*** Records for the task ***
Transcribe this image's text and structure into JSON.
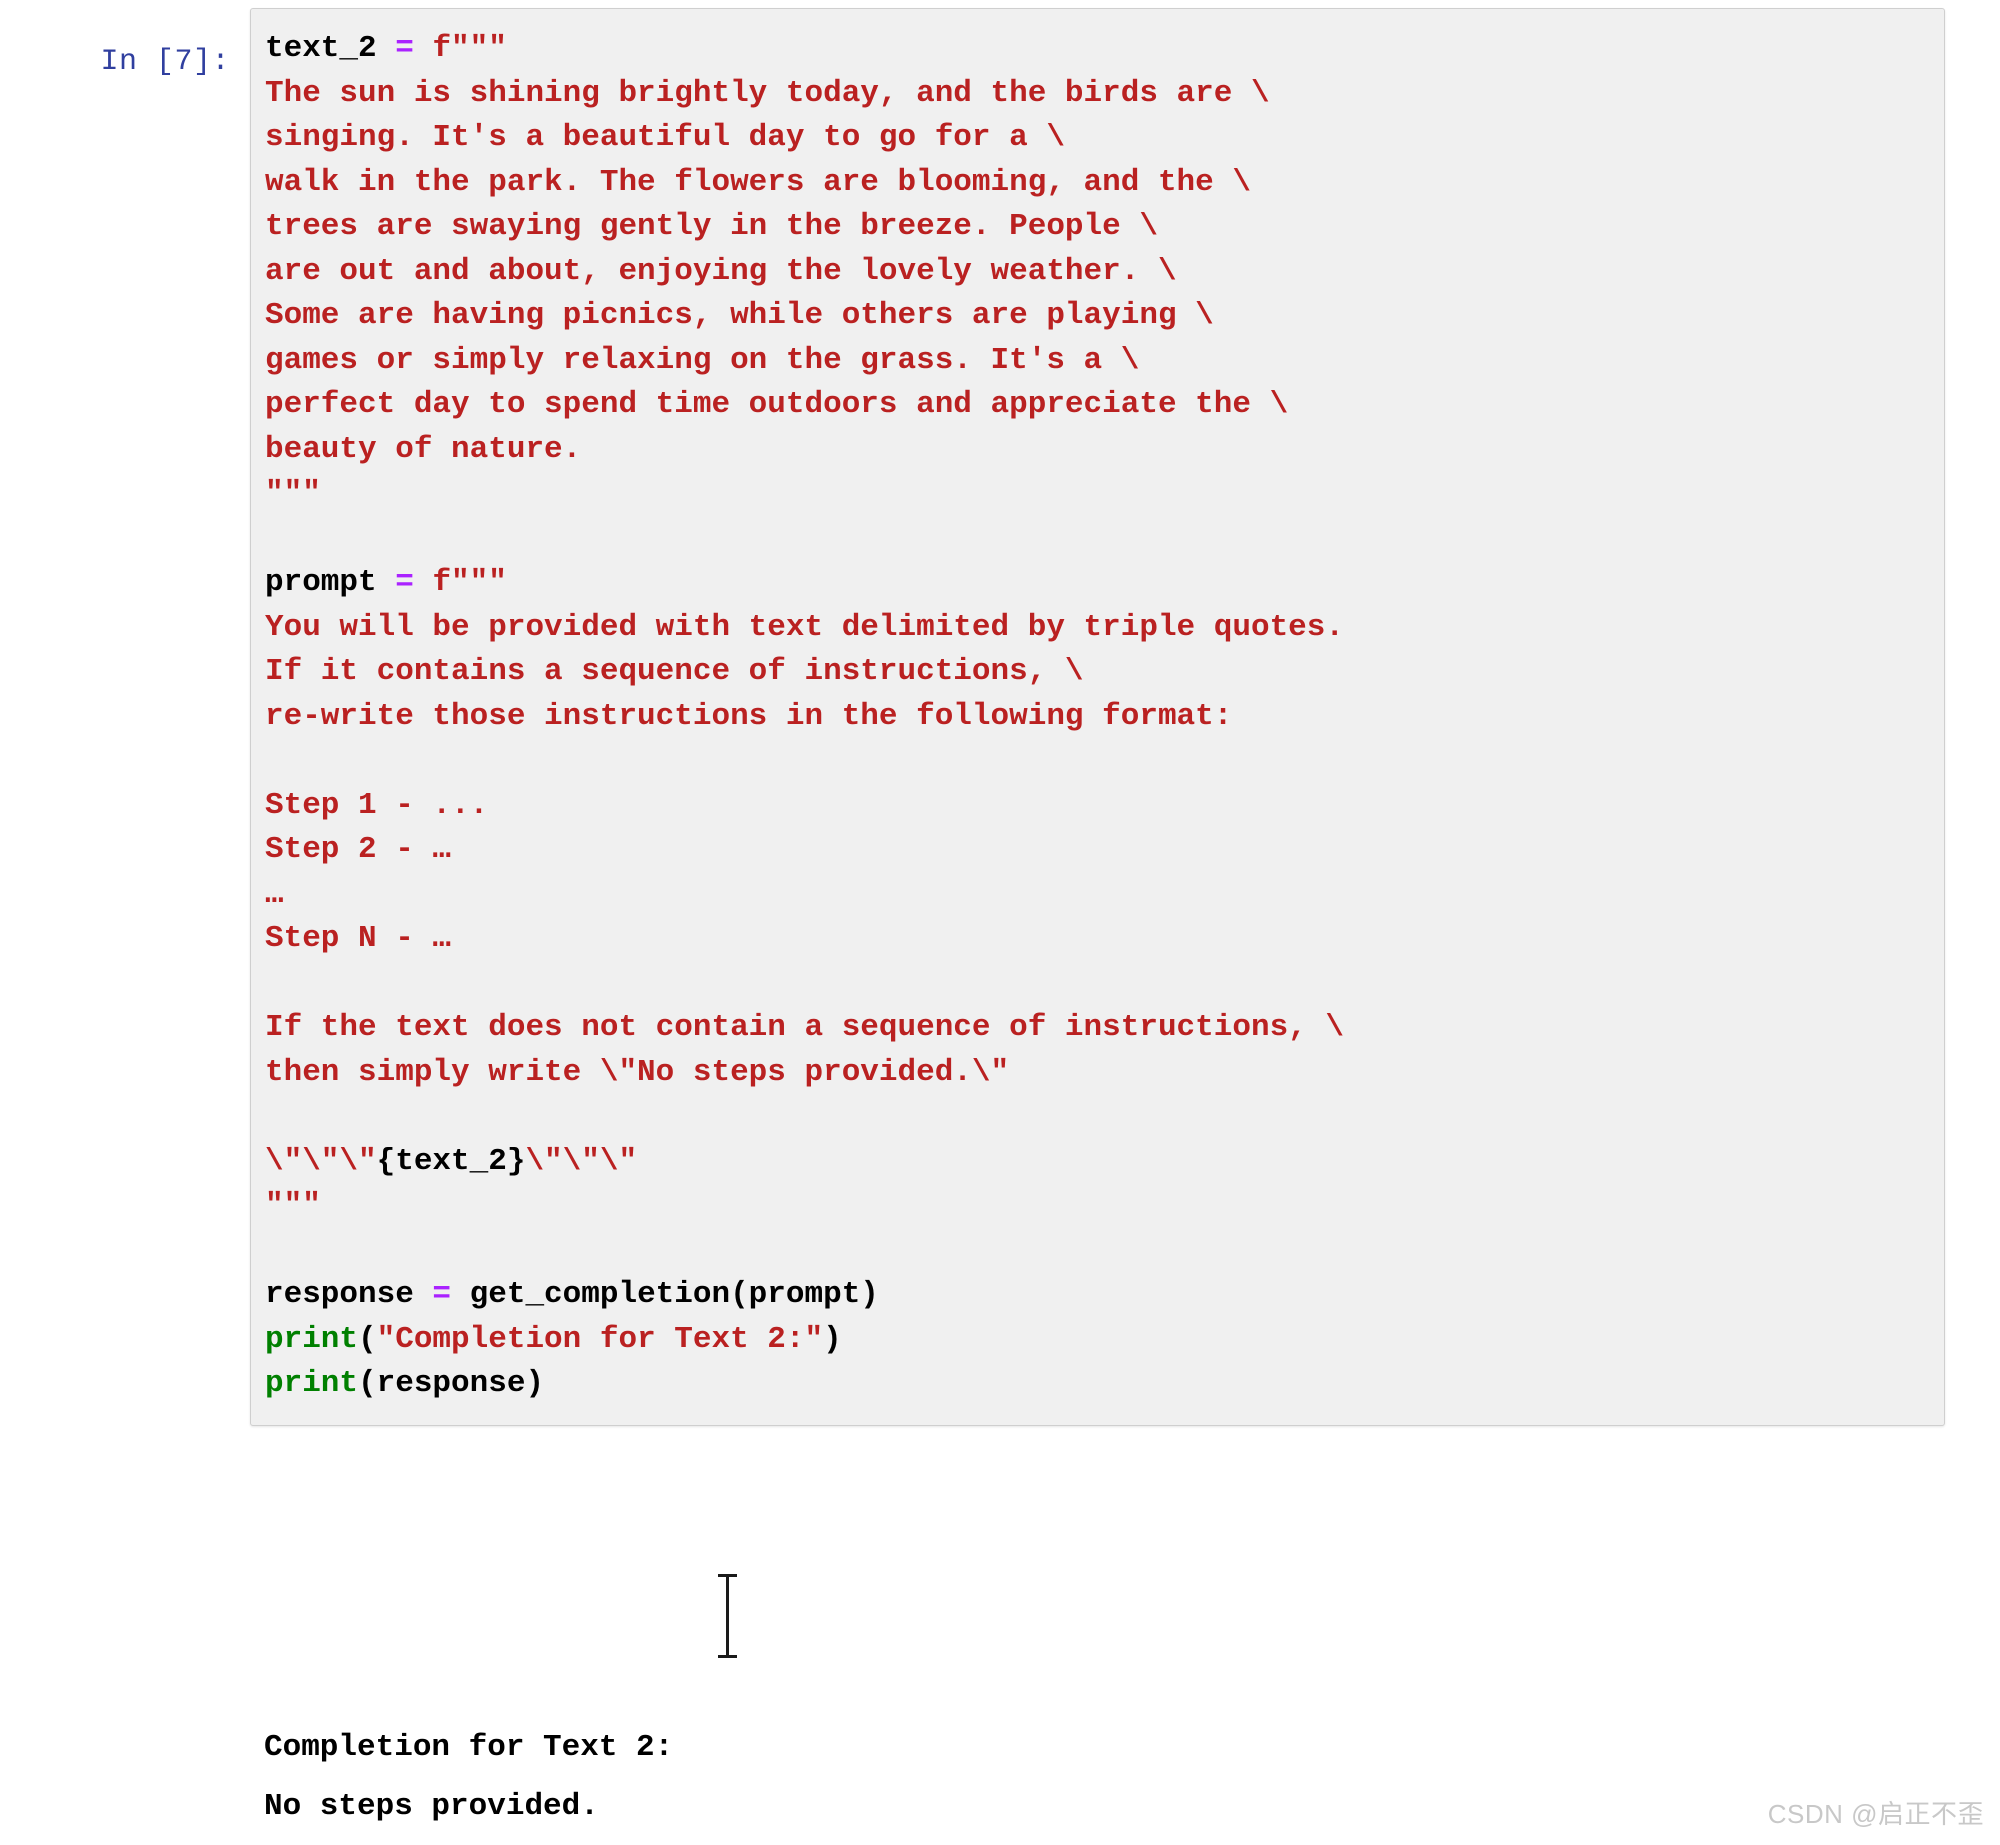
{
  "cell": {
    "prompt_label": "In [7]:",
    "execution_count": 7,
    "colors": {
      "prompt": "#303f9f",
      "cell_background": "#f0f0f0",
      "cell_border": "#cfcfcf",
      "string": "#ba2121",
      "operator": "#aa22ff",
      "builtin": "#008000",
      "name": "#000000",
      "output_text": "#000000",
      "watermark": "#c8c8c8"
    },
    "code_lines": {
      "l01_var": "text_2",
      "l01_op": " = ",
      "l01_fstr": "f\"\"\"",
      "l02": "The sun is shining brightly today, and the birds are \\",
      "l03": "singing. It's a beautiful day to go for a \\",
      "l04": "walk in the park. The flowers are blooming, and the \\",
      "l05": "trees are swaying gently in the breeze. People \\",
      "l06": "are out and about, enjoying the lovely weather. \\",
      "l07": "Some are having picnics, while others are playing \\",
      "l08": "games or simply relaxing on the grass. It's a \\",
      "l09": "perfect day to spend time outdoors and appreciate the \\",
      "l10": "beauty of nature.",
      "l11_close": "\"\"\"",
      "l12_blank": "",
      "l13_var": "prompt",
      "l13_op": " = ",
      "l13_fstr": "f\"\"\"",
      "l14": "You will be provided with text delimited by triple quotes.",
      "l15": "If it contains a sequence of instructions, \\",
      "l16": "re-write those instructions in the following format:",
      "l17_blank": "",
      "l18": "Step 1 - ...",
      "l19": "Step 2 - …",
      "l20": "…",
      "l21": "Step N - …",
      "l22_blank": "",
      "l23": "If the text does not contain a sequence of instructions, \\",
      "l24": "then simply write \\\"No steps provided.\\\"",
      "l25_blank": "",
      "l26_escapes_open": "\\\"\\\"\\\"",
      "l26_interp": "{text_2}",
      "l26_escapes_close": "\\\"\\\"\\\"",
      "l27_close": "\"\"\"",
      "l28_blank": "",
      "l29_var": "response",
      "l29_op": " = ",
      "l29_call": "get_completion(prompt)",
      "l30_builtin": "print",
      "l30_paren_open": "(",
      "l30_str": "\"Completion for Text 2:\"",
      "l30_paren_close": ")",
      "l31_builtin": "print",
      "l31_rest": "(response)"
    }
  },
  "output": {
    "line_1": "Completion for Text 2:",
    "line_2": "No steps provided."
  },
  "watermark": {
    "text": "CSDN @启正不歪"
  }
}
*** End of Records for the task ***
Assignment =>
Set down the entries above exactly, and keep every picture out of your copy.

Your response =>
Transcribe this image's text and structure into JSON.
{
  "cell": {
    "prompt_label": "In [7]:",
    "execution_count": 7,
    "colors": {
      "prompt": "#303f9f",
      "cell_background": "#f0f0f0",
      "cell_border": "#cfcfcf",
      "string": "#ba2121",
      "operator": "#aa22ff",
      "builtin": "#008000",
      "name": "#000000",
      "output_text": "#000000",
      "watermark": "#c8c8c8"
    },
    "code_lines": {
      "l01_var": "text_2",
      "l01_op": " = ",
      "l01_fstr": "f\"\"\"",
      "l02": "The sun is shining brightly today, and the birds are \\",
      "l03": "singing. It's a beautiful day to go for a \\",
      "l04": "walk in the park. The flowers are blooming, and the \\",
      "l05": "trees are swaying gently in the breeze. People \\",
      "l06": "are out and about, enjoying the lovely weather. \\",
      "l07": "Some are having picnics, while others are playing \\",
      "l08": "games or simply relaxing on the grass. It's a \\",
      "l09": "perfect day to spend time outdoors and appreciate the \\",
      "l10": "beauty of nature.",
      "l11_close": "\"\"\"",
      "l12_blank": "",
      "l13_var": "prompt",
      "l13_op": " = ",
      "l13_fstr": "f\"\"\"",
      "l14": "You will be provided with text delimited by triple quotes.",
      "l15": "If it contains a sequence of instructions, \\",
      "l16": "re-write those instructions in the following format:",
      "l17_blank": "",
      "l18": "Step 1 - ...",
      "l19": "Step 2 - …",
      "l20": "…",
      "l21": "Step N - …",
      "l22_blank": "",
      "l23": "If the text does not contain a sequence of instructions, \\",
      "l24": "then simply write \\\"No steps provided.\\\"",
      "l25_blank": "",
      "l26_escapes_open": "\\\"\\\"\\\"",
      "l26_interp": "{text_2}",
      "l26_escapes_close": "\\\"\\\"\\\"",
      "l27_close": "\"\"\"",
      "l28_blank": "",
      "l29_var": "response",
      "l29_op": " = ",
      "l29_call": "get_completion(prompt)",
      "l30_builtin": "print",
      "l30_paren_open": "(",
      "l30_str": "\"Completion for Text 2:\"",
      "l30_paren_close": ")",
      "l31_builtin": "print",
      "l31_rest": "(response)"
    }
  },
  "output": {
    "line_1": "Completion for Text 2:",
    "line_2": "No steps provided."
  },
  "watermark": {
    "text": "CSDN @启正不歪"
  }
}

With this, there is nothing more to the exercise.